desire to know where we are and where we’re headed. It’s our search to find the way home, the place where we feel welcome and safe. The pandemic has gifted us (it doesn’t always feel that way) with the time to focus on it. Where do you want to go and how can you get there with the least amount of agitation? What makes you feel like you’re on track, exactly where you’re supposed to be? If you
feel off track, how do you orient yourself to face true north?  

Buddhist Pema Chodron, wrote a book called “Start Where You Are.” When I first got it years ago, I was looking for a more steady spiritual practice and a more solid writing experience but I didn’t know where the path started. I felt like I wasn’t ready to begin because I couldn’t find my center – my true north. Maybe I’ll feel more balanced tomorrow, I said to myself, and I can start meditating. Maybe I’ll be more focused next week and I can begin that writing project. But when I thought about the title, “Start Where You Are,” it
sounded like I didn’t have to wait for anything. I could be right where I was, take a step and the next one would follow. So I stopped waiting and I started breathing. I stopped trying to figure things out. I reminded myself that I was probably exactly where I needed to be and if I wasn’t, I could turn around, face the other direction and move forward from there. Wherever “there” was.

Walking the balance beam in gymnastics is a great metaphor for balancing your life. The wooden beam is four inches across, about sixteen feet long and it stands four feet from the ground. It’s a fine edge, the floor seems far away and the task is to find your center, to keep putting one foot in front of the other, breathe deeply, try to maintain your balance and make it to the other side. If you fall, you get back up there and start over.

I got up on the beam once. I made sure the areas around it were
padded, I stood tall with no hand rails and no one to catch me and I proceeded to try to walk across it. I kept psyching myself out. The thoughts came fast and furiously. “What if I fall?” I kept saying. Would I hurt myself or my pride? I felt paralyzed but I breathed, tightened my core muscles, I spread my toes, gripped the beam and put my right foot in front of my left. “I can’t do this,” I kept thinking, and then I put my left leg in front of my right. It was terrifying, I managed a few more steps (very few) but I was up there long
enough to understand that finding my balance was as much of a mental experience as it was physical. Maybe more so. It was living life on the edge, the ultimate experience of staying present with nothing to hold onto except my core. It showed me that I could begin wherever I was and carry on for as long as I wanted. When my writing students ask me where they should begin their stories,
I tell them to begin in the middle and forget about finding the beginning or the ending of something. “Just grab onto what’s in your reach,” I say, “a particular story or a person, write from there and you’ll find your way.”
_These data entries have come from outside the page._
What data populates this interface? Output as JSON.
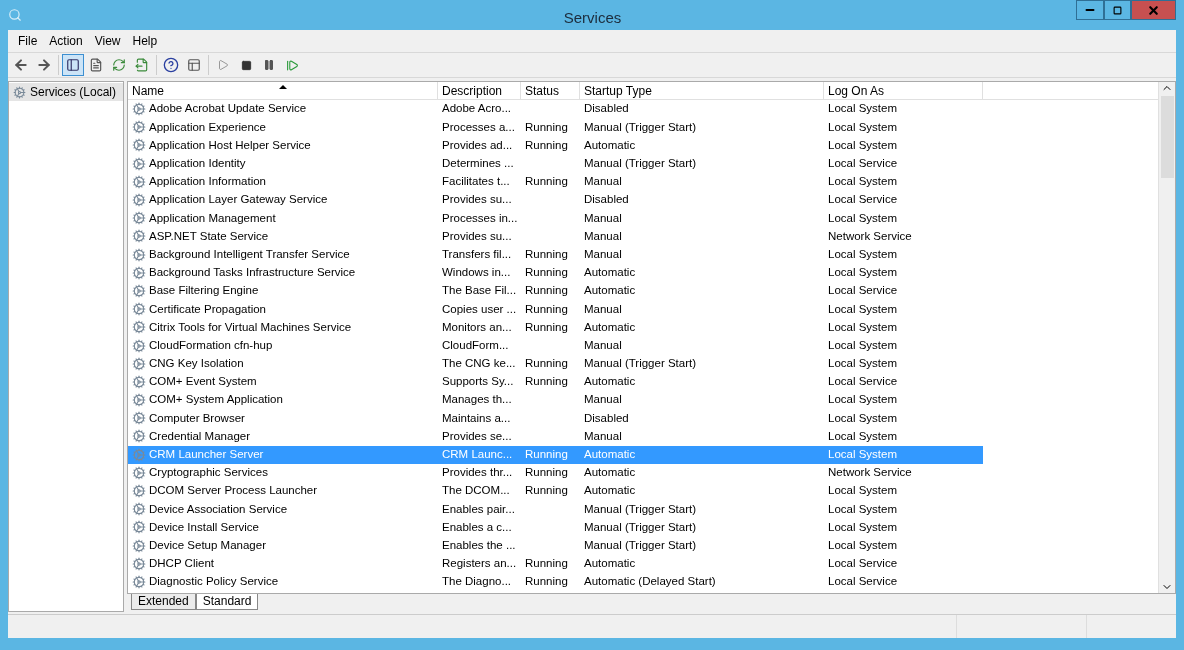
{
  "window": {
    "title": "Services"
  },
  "menu": [
    "File",
    "Action",
    "View",
    "Help"
  ],
  "tree": [
    {
      "label": "Services (Local)",
      "selected": true
    }
  ],
  "table": {
    "columns": [
      {
        "label": "Name",
        "sorted": true
      },
      {
        "label": "Description",
        "sorted": false
      },
      {
        "label": "Status",
        "sorted": false
      },
      {
        "label": "Startup Type",
        "sorted": false
      },
      {
        "label": "Log On As",
        "sorted": false
      }
    ],
    "rows": [
      {
        "cells": [
          "Adobe Acrobat Update Service",
          "Adobe Acro...",
          "",
          "Disabled",
          "Local System"
        ],
        "selected": false
      },
      {
        "cells": [
          "Application Experience",
          "Processes a...",
          "Running",
          "Manual (Trigger Start)",
          "Local System"
        ],
        "selected": false
      },
      {
        "cells": [
          "Application Host Helper Service",
          "Provides ad...",
          "Running",
          "Automatic",
          "Local System"
        ],
        "selected": false
      },
      {
        "cells": [
          "Application Identity",
          "Determines ...",
          "",
          "Manual (Trigger Start)",
          "Local Service"
        ],
        "selected": false
      },
      {
        "cells": [
          "Application Information",
          "Facilitates t...",
          "Running",
          "Manual",
          "Local System"
        ],
        "selected": false
      },
      {
        "cells": [
          "Application Layer Gateway Service",
          "Provides su...",
          "",
          "Disabled",
          "Local Service"
        ],
        "selected": false
      },
      {
        "cells": [
          "Application Management",
          "Processes in...",
          "",
          "Manual",
          "Local System"
        ],
        "selected": false
      },
      {
        "cells": [
          "ASP.NET State Service",
          "Provides su...",
          "",
          "Manual",
          "Network Service"
        ],
        "selected": false
      },
      {
        "cells": [
          "Background Intelligent Transfer Service",
          "Transfers fil...",
          "Running",
          "Manual",
          "Local System"
        ],
        "selected": false
      },
      {
        "cells": [
          "Background Tasks Infrastructure Service",
          "Windows in...",
          "Running",
          "Automatic",
          "Local System"
        ],
        "selected": false
      },
      {
        "cells": [
          "Base Filtering Engine",
          "The Base Fil...",
          "Running",
          "Automatic",
          "Local Service"
        ],
        "selected": false
      },
      {
        "cells": [
          "Certificate Propagation",
          "Copies user ...",
          "Running",
          "Manual",
          "Local System"
        ],
        "selected": false
      },
      {
        "cells": [
          "Citrix Tools for Virtual Machines Service",
          "Monitors an...",
          "Running",
          "Automatic",
          "Local System"
        ],
        "selected": false
      },
      {
        "cells": [
          "CloudFormation cfn-hup",
          "CloudForm...",
          "",
          "Manual",
          "Local System"
        ],
        "selected": false
      },
      {
        "cells": [
          "CNG Key Isolation",
          "The CNG ke...",
          "Running",
          "Manual (Trigger Start)",
          "Local System"
        ],
        "selected": false
      },
      {
        "cells": [
          "COM+ Event System",
          "Supports Sy...",
          "Running",
          "Automatic",
          "Local Service"
        ],
        "selected": false
      },
      {
        "cells": [
          "COM+ System Application",
          "Manages th...",
          "",
          "Manual",
          "Local System"
        ],
        "selected": false
      },
      {
        "cells": [
          "Computer Browser",
          "Maintains a...",
          "",
          "Disabled",
          "Local System"
        ],
        "selected": false
      },
      {
        "cells": [
          "Credential Manager",
          "Provides se...",
          "",
          "Manual",
          "Local System"
        ],
        "selected": false
      },
      {
        "cells": [
          "CRM Launcher Server",
          "CRM Launc...",
          "Running",
          "Automatic",
          "Local System"
        ],
        "selected": true
      },
      {
        "cells": [
          "Cryptographic Services",
          "Provides thr...",
          "Running",
          "Automatic",
          "Network Service"
        ],
        "selected": false
      },
      {
        "cells": [
          "DCOM Server Process Launcher",
          "The DCOM...",
          "Running",
          "Automatic",
          "Local System"
        ],
        "selected": false
      },
      {
        "cells": [
          "Device Association Service",
          "Enables pair...",
          "",
          "Manual (Trigger Start)",
          "Local System"
        ],
        "selected": false
      },
      {
        "cells": [
          "Device Install Service",
          "Enables a c...",
          "",
          "Manual (Trigger Start)",
          "Local System"
        ],
        "selected": false
      },
      {
        "cells": [
          "Device Setup Manager",
          "Enables the ...",
          "",
          "Manual (Trigger Start)",
          "Local System"
        ],
        "selected": false
      },
      {
        "cells": [
          "DHCP Client",
          "Registers an...",
          "Running",
          "Automatic",
          "Local Service"
        ],
        "selected": false
      },
      {
        "cells": [
          "Diagnostic Policy Service",
          "The Diagno...",
          "Running",
          "Automatic (Delayed Start)",
          "Local Service"
        ],
        "selected": false
      }
    ]
  },
  "view_tabs": [
    {
      "label": "Extended",
      "selected": false
    },
    {
      "label": "Standard",
      "selected": true
    }
  ]
}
When I carefully let myself down off the beam and got back my
land legs, I felt more present, like I was all in one piece. I also felt
courageous. I had taken the first step and a couple more up there and I had managed to stay upright. Ever since then, when I see gymnasts doing back flips and twisting Arabians on the beam, I marvel even more than before. It’s a seemingly impossible feat to do what they do but so is staying present and compassionate in a world that is suffering from a pandemic and toxic politics. That’s what we’re facing. As the world spins, as people make choices we don’t understand, I remind myself that we are all trying to walk the balance beam. We’re all looking for the path home, for the wisdom and inner strength to take care of ourselves the best we can as we keep moving forward toward our true north.